While Szymczyk’s absence during the height of the exhibition is is very telling, Documenta’s great flaw is a lack of mid-level curatorial execution. It is as if once the “big idea” of having Documenta in both Athens and Kassel was derived, the basics tasks of displaying artwork, much of it conceptual or granularly political or both and thus requiring some sort of contextual vision, were set aside.
The Neue Neue Galerie space suffers particularly from this shoot-the-artwork-out-of-a-cannon approach. An example is Australian artist Gordon Hookey’s Murriland! (2017), monumental sized wall art displayed in the NNG’s entryway. Murriland! sheer size and creative use of Antipodean English are arresting and I am sure that people do stop to engage with it long enough to figure out the issues it addresses. But lodged so close to another massive show-stopper, Máret Anne Sara’s curtain of skulls, both diminishes its impact and makes people struggle to detect a theme – or if there is one.

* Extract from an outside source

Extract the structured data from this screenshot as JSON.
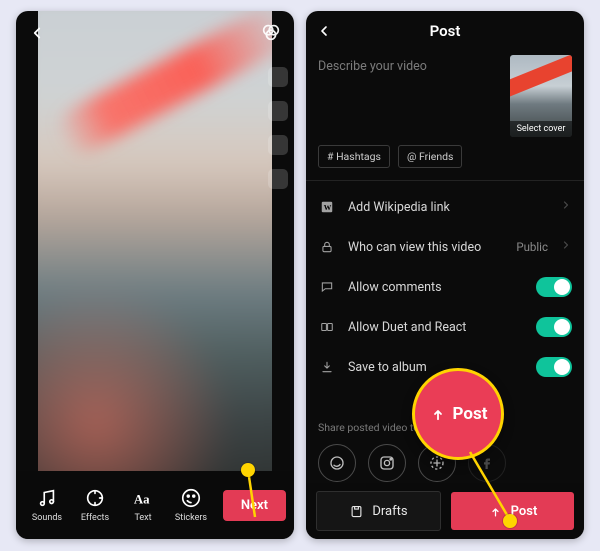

As an archivist it pains me to say it, but the “archival moment,” in terms of contemporary art, is over. No one at an international art festival is going to stop to read or even examine a vitrine containing 300 pages about reindeer husbandry expelled from a dot-matrix printer. Same goes for 50 photos of old drive-ins, grain silos, or people smoking and wearing berets. It’s not that this material isn’t interesting, it is – to someone doing research on those respective subjects. Maddeningly, like so many other Kassel-Documenta problems, there is a perfect site for these types of hybrid exhibits – at the “Doc 4” Documenta Archive, a library the city has been trying to get more people to use….
This is actually a good idea and would have been easy enough to implement. Maybe I will curate the next Documenta.